##### Supplied data #####
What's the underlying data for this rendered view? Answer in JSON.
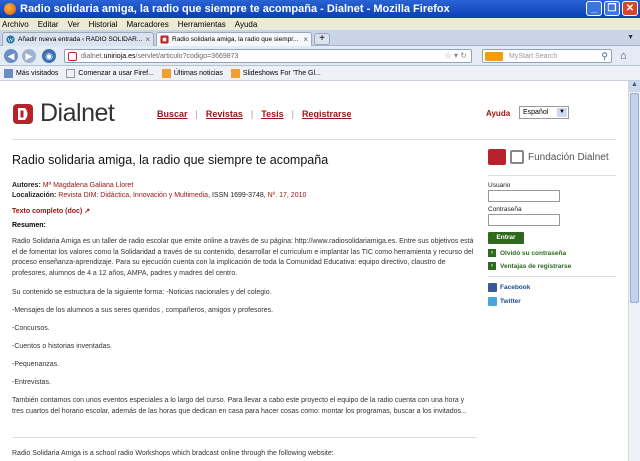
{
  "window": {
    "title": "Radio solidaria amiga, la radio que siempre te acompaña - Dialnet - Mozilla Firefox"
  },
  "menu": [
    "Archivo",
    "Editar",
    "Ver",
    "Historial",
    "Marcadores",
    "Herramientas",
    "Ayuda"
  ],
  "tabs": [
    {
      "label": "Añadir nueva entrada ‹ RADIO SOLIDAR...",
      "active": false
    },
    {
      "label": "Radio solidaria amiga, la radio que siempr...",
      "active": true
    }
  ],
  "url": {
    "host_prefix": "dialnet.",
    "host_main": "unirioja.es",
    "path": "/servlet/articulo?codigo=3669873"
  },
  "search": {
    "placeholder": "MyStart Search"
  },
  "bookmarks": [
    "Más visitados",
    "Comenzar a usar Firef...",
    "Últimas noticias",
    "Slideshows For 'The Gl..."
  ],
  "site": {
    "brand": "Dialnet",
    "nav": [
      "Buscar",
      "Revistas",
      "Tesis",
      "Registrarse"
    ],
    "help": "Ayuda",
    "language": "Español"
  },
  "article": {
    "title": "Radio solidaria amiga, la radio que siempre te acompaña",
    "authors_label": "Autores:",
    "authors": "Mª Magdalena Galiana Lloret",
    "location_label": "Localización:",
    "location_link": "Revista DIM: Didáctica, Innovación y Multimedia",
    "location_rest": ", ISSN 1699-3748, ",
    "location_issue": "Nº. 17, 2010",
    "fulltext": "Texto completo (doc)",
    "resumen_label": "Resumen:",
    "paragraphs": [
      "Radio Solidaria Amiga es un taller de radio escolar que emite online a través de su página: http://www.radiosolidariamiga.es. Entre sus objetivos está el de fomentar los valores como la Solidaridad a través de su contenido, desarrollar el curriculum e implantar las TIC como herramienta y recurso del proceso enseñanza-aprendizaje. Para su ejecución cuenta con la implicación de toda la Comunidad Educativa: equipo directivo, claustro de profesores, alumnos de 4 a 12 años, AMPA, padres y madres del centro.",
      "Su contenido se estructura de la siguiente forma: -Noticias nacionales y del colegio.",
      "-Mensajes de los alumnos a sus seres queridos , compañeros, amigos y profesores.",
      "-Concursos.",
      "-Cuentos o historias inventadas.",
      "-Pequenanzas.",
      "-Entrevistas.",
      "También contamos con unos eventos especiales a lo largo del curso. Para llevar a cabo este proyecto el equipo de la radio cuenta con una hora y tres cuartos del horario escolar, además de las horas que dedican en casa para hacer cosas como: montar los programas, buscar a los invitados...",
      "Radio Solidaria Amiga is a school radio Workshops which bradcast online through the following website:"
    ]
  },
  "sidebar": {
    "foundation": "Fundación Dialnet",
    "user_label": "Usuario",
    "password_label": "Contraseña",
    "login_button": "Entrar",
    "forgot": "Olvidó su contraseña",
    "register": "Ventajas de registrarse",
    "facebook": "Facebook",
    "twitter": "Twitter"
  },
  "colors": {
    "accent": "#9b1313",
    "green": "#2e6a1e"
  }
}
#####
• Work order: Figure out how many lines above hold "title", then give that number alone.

• Response below: 2